Erwin Hohn and Adi Nell are both Senior Partners at Medivet. Erwin has a postgraduate degree in sociology and an MBA. Adi has advanced clinical qualifications and has recently completed MBA studies.
None of us knows what the future will bring. There’s been much written in the vet press and many meetings have been held to look at the challenges we face. Major issues included work-life balance and
financial viability, the rise of corporates and feminisation in the profession, as well as standards of care. There are others: business skills, student debt, lack of leadership, excessive regulation and legislation, lack of evidence-based veterinary medicine, competition from non-vets, online pharmacies, mobile veterinary clinics, the Internet and its legions of unqualified experts, the rapidly-rising cost of offering a comprehensive service, and rising client expectations, to name just some.
We propose a new model of working together that could change the face of veterinary care. This model offers new ways of working and solutions to many of these challenges.
In 1817, the renowned economist Daniel Ricardo came up with a novel idea: stick to what you do best. This has been proved successful over and over again – but, oddly, is often overlooked. If you do what you do best and I don’t compete with that, but offer another service that I can do really well, we’ll maximise our profits and can support each other rather than competing.
Can we apply this to our profession?
Theory into practice
In our practices, we play to our vets’ strengths by allowing each one to do what they do best. We’ll refer to each other internally or between branches in a group. That’s just what Ricardo suggested.
By expanding this principle, we could work collaboratively with those we think of as competitors, both veterinary and non-veterinary.

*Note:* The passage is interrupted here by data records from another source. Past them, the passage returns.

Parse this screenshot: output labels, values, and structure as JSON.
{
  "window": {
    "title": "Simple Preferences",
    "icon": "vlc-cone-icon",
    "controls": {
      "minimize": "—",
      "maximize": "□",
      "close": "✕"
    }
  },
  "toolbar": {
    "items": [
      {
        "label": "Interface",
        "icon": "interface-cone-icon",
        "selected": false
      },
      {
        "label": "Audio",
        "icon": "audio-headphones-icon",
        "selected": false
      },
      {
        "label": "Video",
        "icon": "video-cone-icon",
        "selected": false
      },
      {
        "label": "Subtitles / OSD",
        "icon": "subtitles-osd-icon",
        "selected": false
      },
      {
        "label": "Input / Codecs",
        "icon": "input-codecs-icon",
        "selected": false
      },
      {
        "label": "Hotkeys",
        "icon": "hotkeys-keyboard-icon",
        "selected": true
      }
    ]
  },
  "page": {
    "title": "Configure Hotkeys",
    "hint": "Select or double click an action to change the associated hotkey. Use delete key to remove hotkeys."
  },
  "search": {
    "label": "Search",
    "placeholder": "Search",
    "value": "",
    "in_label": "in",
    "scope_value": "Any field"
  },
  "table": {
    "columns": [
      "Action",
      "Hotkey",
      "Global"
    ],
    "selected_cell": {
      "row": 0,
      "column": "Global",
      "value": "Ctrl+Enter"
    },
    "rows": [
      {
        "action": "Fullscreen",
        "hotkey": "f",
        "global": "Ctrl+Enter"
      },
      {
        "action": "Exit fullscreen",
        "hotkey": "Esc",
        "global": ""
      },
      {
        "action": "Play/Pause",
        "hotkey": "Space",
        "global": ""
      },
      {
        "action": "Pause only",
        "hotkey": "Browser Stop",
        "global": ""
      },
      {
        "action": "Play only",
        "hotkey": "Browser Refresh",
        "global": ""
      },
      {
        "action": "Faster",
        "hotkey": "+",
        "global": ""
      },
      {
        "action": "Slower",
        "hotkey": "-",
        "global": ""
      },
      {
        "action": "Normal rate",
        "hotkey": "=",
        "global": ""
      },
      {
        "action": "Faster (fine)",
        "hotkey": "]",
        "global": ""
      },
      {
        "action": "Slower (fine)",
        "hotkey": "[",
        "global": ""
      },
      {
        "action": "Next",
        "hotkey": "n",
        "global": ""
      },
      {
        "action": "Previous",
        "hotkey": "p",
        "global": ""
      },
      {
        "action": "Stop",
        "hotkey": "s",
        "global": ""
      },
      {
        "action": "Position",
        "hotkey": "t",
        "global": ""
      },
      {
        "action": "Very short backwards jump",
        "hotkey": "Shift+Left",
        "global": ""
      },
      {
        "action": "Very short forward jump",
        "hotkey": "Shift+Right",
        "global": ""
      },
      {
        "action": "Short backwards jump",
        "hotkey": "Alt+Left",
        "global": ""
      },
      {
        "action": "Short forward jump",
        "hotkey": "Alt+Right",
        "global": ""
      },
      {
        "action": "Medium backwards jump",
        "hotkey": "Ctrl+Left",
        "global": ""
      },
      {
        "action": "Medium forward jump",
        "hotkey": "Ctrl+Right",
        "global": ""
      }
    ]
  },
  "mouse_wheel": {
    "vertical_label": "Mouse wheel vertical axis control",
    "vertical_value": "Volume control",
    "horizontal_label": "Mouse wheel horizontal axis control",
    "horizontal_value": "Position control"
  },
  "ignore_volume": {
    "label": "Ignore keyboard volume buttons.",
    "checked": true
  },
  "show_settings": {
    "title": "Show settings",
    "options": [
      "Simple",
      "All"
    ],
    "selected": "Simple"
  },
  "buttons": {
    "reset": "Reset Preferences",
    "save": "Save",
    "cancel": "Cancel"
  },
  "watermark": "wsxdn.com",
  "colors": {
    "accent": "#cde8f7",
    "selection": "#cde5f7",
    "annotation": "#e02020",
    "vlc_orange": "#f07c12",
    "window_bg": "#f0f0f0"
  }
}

This would serve to advance the health and wellbeing of our patients, not just cure or prevent disease.
We already do this to a degree: practices share out of hours work, for example, or refer to specialist centres. The problem with the referral example is it’s currently one way only – if a complex fracture repair turns into an amputation, could it not be referred back to you?
We can apply this more widely. Breeders could refer puppies to a small vaccination clinic. That branch does the vaccination, but sends the puppies to a larger practice for x-rays when they’re lame. In turn, the larger practice sends its inoculations to the vaccination clinic or small satellite, and they refer clients who want to buy puppies back to the breeder. I could, for example, support your investment in an MRI unit and you could support my laparoscopic surgery.
This is how many human community health programmes work all round the world, right now.
Pie in the sky?
This collaborative approach deals with many of the challenges the profession has identified. By specialising in what each party does best, costs are reduced and financial viability is enhanced. Those who do what they love doing have fewer problems with work-life balance. Corporates become part of the solution. And client expectations are much easier to meet if we play only to our strengths.
It’s easier to develop business skills for a narrower range of services than for a much broader one – and it’s easier to choose your own hours. That same focus makes regulators and legal compliance easier. Non-veterinary competitors become collaborators. Rising costs are controlled by the same narrower focus, and evidence-based medicine is enhanced by sharing outcomes.
This utopia may seem difficult to achieve. But there are simple, practical steps that we can take right now to make our lives more professionally fulfilling, less stressful and more financially rewarding.
Hohn, Erwin W (Sep 2014) The Development of Veterinary Community Health. Proceedings of the 39th World Small Animal Veterinary Association Congress, 249-252.